-- Opening Marker --

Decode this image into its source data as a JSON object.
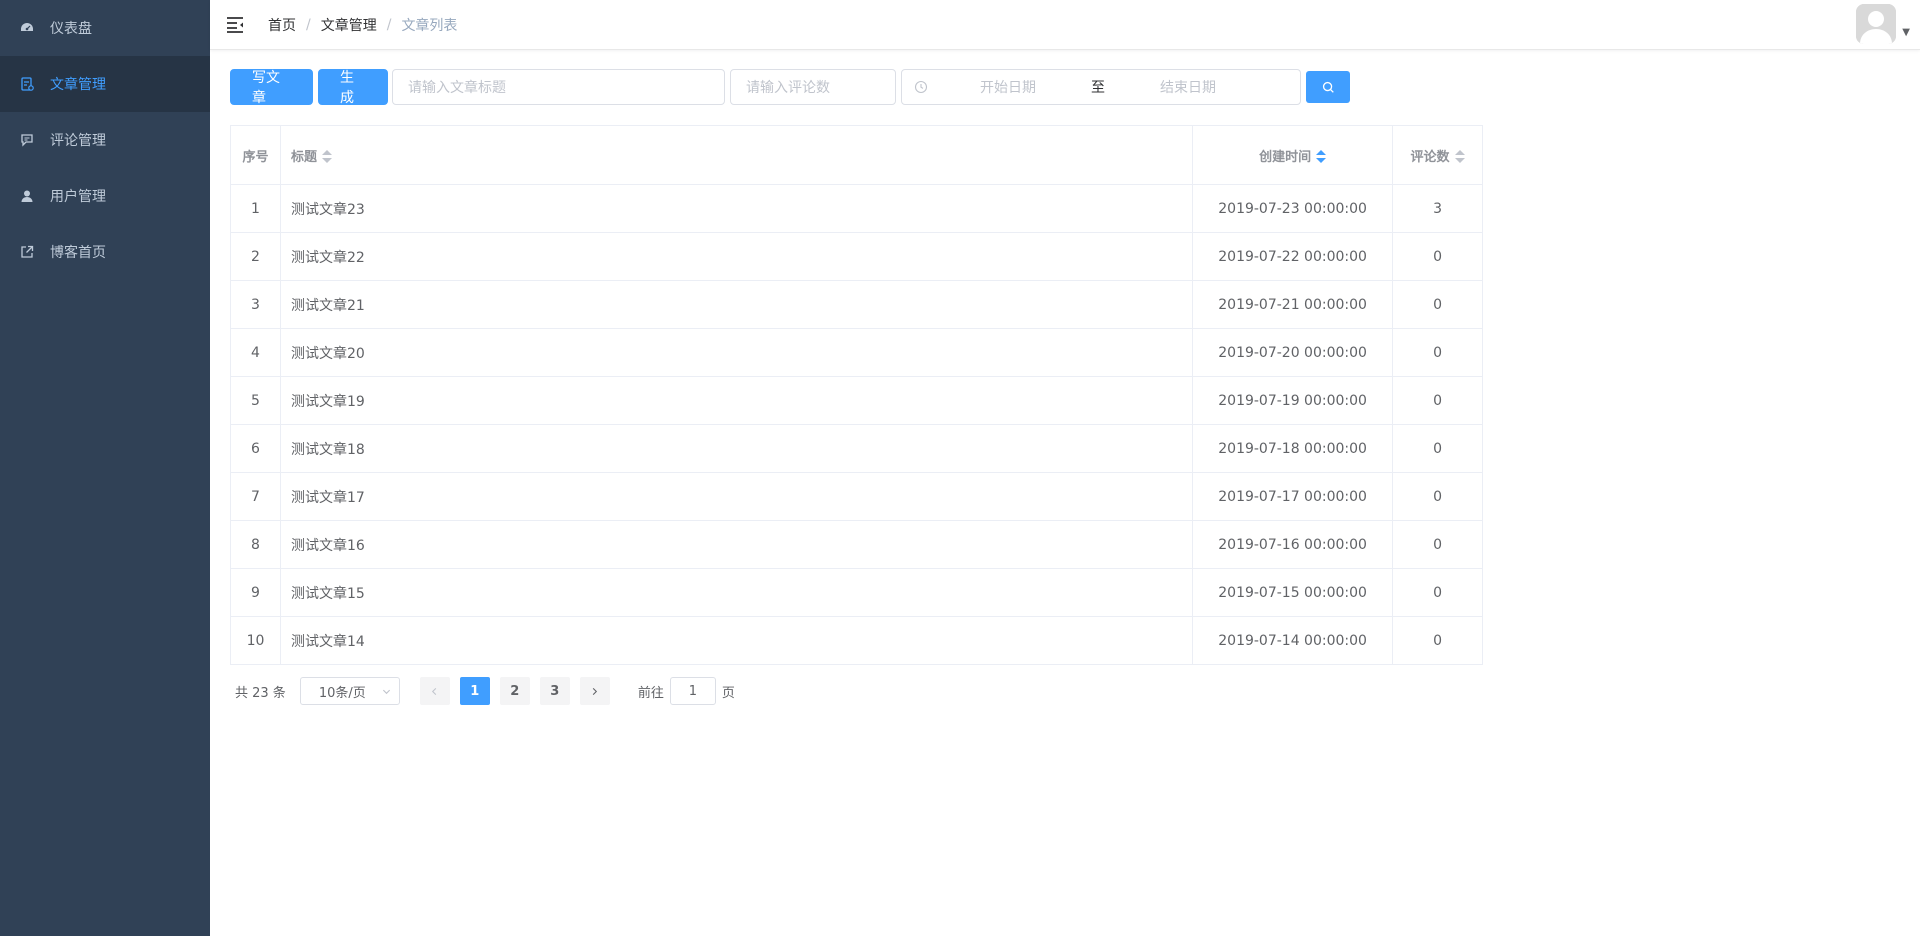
{
  "sidebar": {
    "items": [
      {
        "label": "仪表盘",
        "icon": "dashboard-icon",
        "active": false
      },
      {
        "label": "文章管理",
        "icon": "document-icon",
        "active": true
      },
      {
        "label": "评论管理",
        "icon": "comment-icon",
        "active": false
      },
      {
        "label": "用户管理",
        "icon": "user-icon",
        "active": false
      },
      {
        "label": "博客首页",
        "icon": "external-link-icon",
        "active": false
      }
    ]
  },
  "header": {
    "breadcrumb": [
      "首页",
      "文章管理",
      "文章列表"
    ],
    "separator": "/"
  },
  "toolbar": {
    "write_label": "写文章",
    "generate_label": "生成",
    "title_placeholder": "请输入文章标题",
    "comments_placeholder": "请输入评论数",
    "start_date_placeholder": "开始日期",
    "range_separator": "至",
    "end_date_placeholder": "结束日期"
  },
  "table": {
    "headers": {
      "index": "序号",
      "title": "标题",
      "created": "创建时间",
      "comments": "评论数"
    },
    "rows": [
      {
        "index": "1",
        "title": "测试文章23",
        "created": "2019-07-23 00:00:00",
        "comments": "3"
      },
      {
        "index": "2",
        "title": "测试文章22",
        "created": "2019-07-22 00:00:00",
        "comments": "0"
      },
      {
        "index": "3",
        "title": "测试文章21",
        "created": "2019-07-21 00:00:00",
        "comments": "0"
      },
      {
        "index": "4",
        "title": "测试文章20",
        "created": "2019-07-20 00:00:00",
        "comments": "0"
      },
      {
        "index": "5",
        "title": "测试文章19",
        "created": "2019-07-19 00:00:00",
        "comments": "0"
      },
      {
        "index": "6",
        "title": "测试文章18",
        "created": "2019-07-18 00:00:00",
        "comments": "0"
      },
      {
        "index": "7",
        "title": "测试文章17",
        "created": "2019-07-17 00:00:00",
        "comments": "0"
      },
      {
        "index": "8",
        "title": "测试文章16",
        "created": "2019-07-16 00:00:00",
        "comments": "0"
      },
      {
        "index": "9",
        "title": "测试文章15",
        "created": "2019-07-15 00:00:00",
        "comments": "0"
      },
      {
        "index": "10",
        "title": "测试文章14",
        "created": "2019-07-14 00:00:00",
        "comments": "0"
      }
    ]
  },
  "pagination": {
    "total_text": "共 23 条",
    "page_size": "10条/页",
    "pages": [
      "1",
      "2",
      "3"
    ],
    "current_page": "1",
    "goto_prefix": "前往",
    "goto_value": "1",
    "goto_suffix": "页"
  },
  "colors": {
    "primary": "#409eff",
    "sidebar_bg": "#304156",
    "sidebar_active_bg": "#263445",
    "sidebar_text": "#bfcbd9"
  }
}
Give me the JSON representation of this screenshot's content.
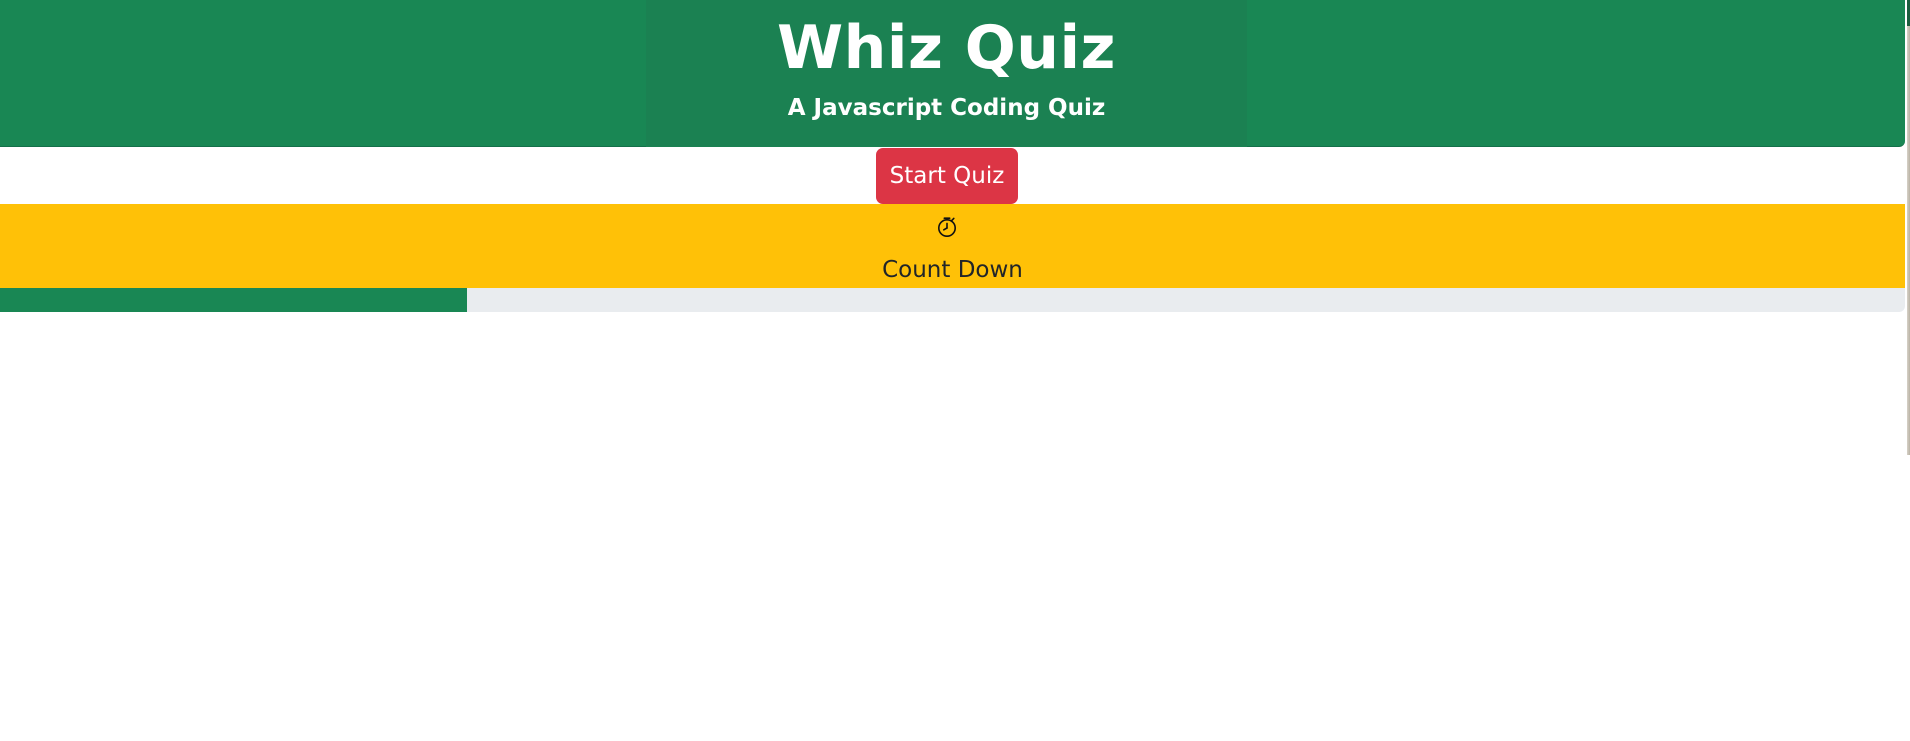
{
  "header": {
    "title": "Whiz Quiz",
    "subtitle": "A Javascript Coding Quiz"
  },
  "controls": {
    "start_label": "Start Quiz"
  },
  "timer": {
    "icon": "stopwatch-icon",
    "label": "Count Down"
  },
  "progress": {
    "value_fraction": 0.245
  },
  "colors": {
    "header_green": "#198754",
    "start_button_red": "#dc3545",
    "countdown_yellow": "#ffc107",
    "progress_track": "#e9ecef",
    "progress_fill": "#198754"
  }
}
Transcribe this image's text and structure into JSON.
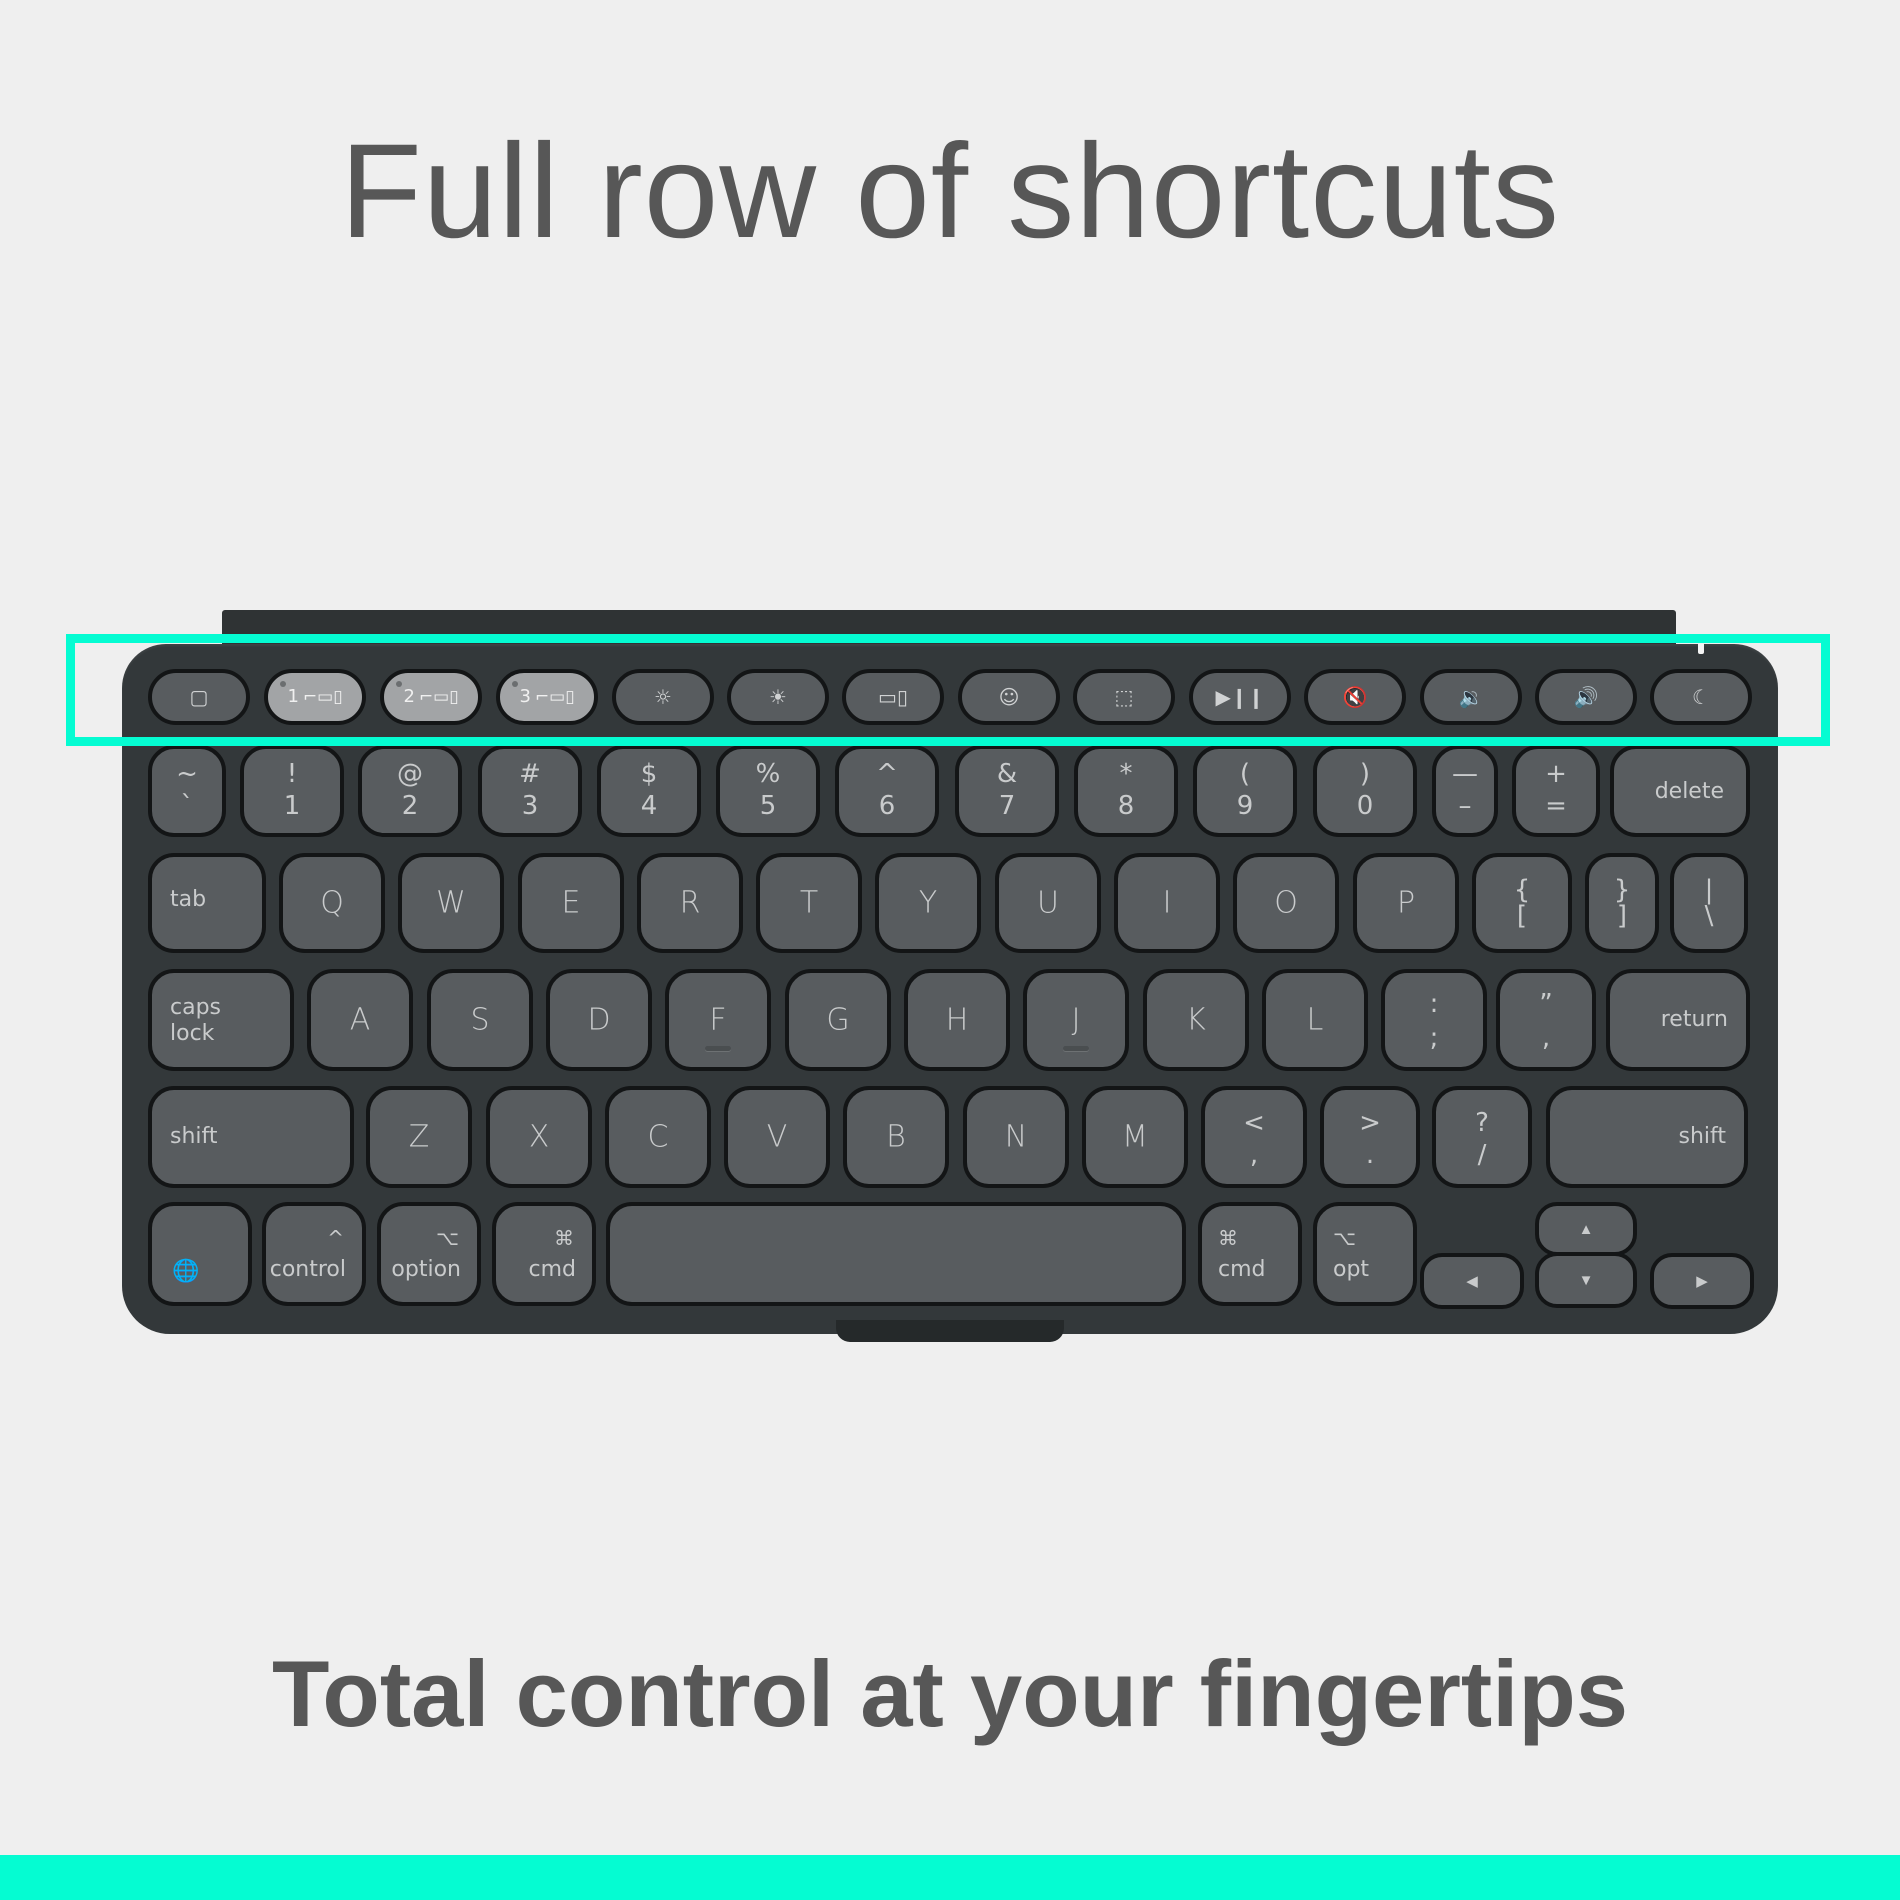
{
  "colors": {
    "accent": "#05fcd2",
    "background": "#efefef",
    "text": "#575757",
    "keyboard_body": "#33383a",
    "key_cap": "#585c5f",
    "key_cap_light": "#a2a4a6",
    "key_legend": "#c9cbcc"
  },
  "header": {
    "title": "Full row of shortcuts"
  },
  "footer": {
    "subtitle": "Total control at your fingertips"
  },
  "keyboard": {
    "function_row": [
      {
        "name": "tablet-key",
        "icon": "tablet-icon",
        "glyph": "▢",
        "label": ""
      },
      {
        "name": "easy-switch-1-key",
        "icon": "devices-icon",
        "glyph": "⌐▭▯",
        "label": "1"
      },
      {
        "name": "easy-switch-2-key",
        "icon": "devices-icon",
        "glyph": "⌐▭▯",
        "label": "2"
      },
      {
        "name": "easy-switch-3-key",
        "icon": "devices-icon",
        "glyph": "⌐▭▯",
        "label": "3"
      },
      {
        "name": "brightness-down-key",
        "icon": "brightness-down-icon",
        "glyph": "☼",
        "label": ""
      },
      {
        "name": "brightness-up-key",
        "icon": "brightness-up-icon",
        "glyph": "☀",
        "label": ""
      },
      {
        "name": "app-switch-key",
        "icon": "windows-icon",
        "glyph": "▭▯",
        "label": ""
      },
      {
        "name": "emoji-key",
        "icon": "emoji-icon",
        "glyph": "☺",
        "label": ""
      },
      {
        "name": "screenshot-key",
        "icon": "screenshot-icon",
        "glyph": "⬚",
        "label": ""
      },
      {
        "name": "play-pause-key",
        "icon": "play-pause-icon",
        "glyph": "▶❙❙",
        "label": ""
      },
      {
        "name": "mute-key",
        "icon": "mute-icon",
        "glyph": "🔇",
        "label": ""
      },
      {
        "name": "volume-down-key",
        "icon": "volume-down-icon",
        "glyph": "🔉",
        "label": ""
      },
      {
        "name": "volume-up-key",
        "icon": "volume-up-icon",
        "glyph": "🔊",
        "label": ""
      },
      {
        "name": "lock-key",
        "icon": "moon-icon",
        "glyph": "☾",
        "label": ""
      }
    ],
    "number_row": [
      {
        "top": "~",
        "bottom": "`"
      },
      {
        "top": "!",
        "bottom": "1"
      },
      {
        "top": "@",
        "bottom": "2"
      },
      {
        "top": "#",
        "bottom": "3"
      },
      {
        "top": "$",
        "bottom": "4"
      },
      {
        "top": "%",
        "bottom": "5"
      },
      {
        "top": "^",
        "bottom": "6"
      },
      {
        "top": "&",
        "bottom": "7"
      },
      {
        "top": "*",
        "bottom": "8"
      },
      {
        "top": "(",
        "bottom": "9"
      },
      {
        "top": ")",
        "bottom": "0"
      },
      {
        "top": "—",
        "bottom": "–"
      },
      {
        "top": "+",
        "bottom": "="
      },
      {
        "label": "delete"
      }
    ],
    "qwerty_row": [
      {
        "label": "tab"
      },
      {
        "char": "Q"
      },
      {
        "char": "W"
      },
      {
        "char": "E"
      },
      {
        "char": "R"
      },
      {
        "char": "T"
      },
      {
        "char": "Y"
      },
      {
        "char": "U"
      },
      {
        "char": "I"
      },
      {
        "char": "O"
      },
      {
        "char": "P"
      },
      {
        "top": "{",
        "bottom": "["
      },
      {
        "top": "}",
        "bottom": "]"
      },
      {
        "top": "|",
        "bottom": "\\"
      }
    ],
    "home_row": [
      {
        "label": "caps\nlock"
      },
      {
        "char": "A"
      },
      {
        "char": "S"
      },
      {
        "char": "D"
      },
      {
        "char": "F"
      },
      {
        "char": "G"
      },
      {
        "char": "H"
      },
      {
        "char": "J"
      },
      {
        "char": "K"
      },
      {
        "char": "L"
      },
      {
        "top": ":",
        "bottom": ";"
      },
      {
        "top": "”",
        "bottom": ","
      },
      {
        "label": "return"
      }
    ],
    "shift_row": [
      {
        "label": "shift"
      },
      {
        "char": "Z"
      },
      {
        "char": "X"
      },
      {
        "char": "C"
      },
      {
        "char": "V"
      },
      {
        "char": "B"
      },
      {
        "char": "N"
      },
      {
        "char": "M"
      },
      {
        "top": "<",
        "bottom": ","
      },
      {
        "top": ">",
        "bottom": "."
      },
      {
        "top": "?",
        "bottom": "/"
      },
      {
        "label": "shift"
      }
    ],
    "bottom_row": {
      "globe": {
        "icon": "globe-icon",
        "glyph": "🌐"
      },
      "control": {
        "symbol": "^",
        "label": "control"
      },
      "option": {
        "symbol": "⌥",
        "label": "option"
      },
      "cmd_left": {
        "symbol": "⌘",
        "label": "cmd"
      },
      "space": {
        "label": ""
      },
      "cmd_right": {
        "symbol": "⌘",
        "label": "cmd"
      },
      "opt": {
        "symbol": "⌥",
        "label": "opt"
      },
      "arrow_left": "◀",
      "arrow_up": "▲",
      "arrow_down": "▼",
      "arrow_right": "▶"
    }
  }
}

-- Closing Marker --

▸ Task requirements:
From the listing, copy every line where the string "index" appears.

▸ Completed task:
      "index": "序号",
        "index": "1",
        "index": "2",
        "index": "3",
        "index": "4",
        "index": "5",
        "index": "6",
        "index": "7",
        "index": "8",
        "index": "9",
        "index": "10",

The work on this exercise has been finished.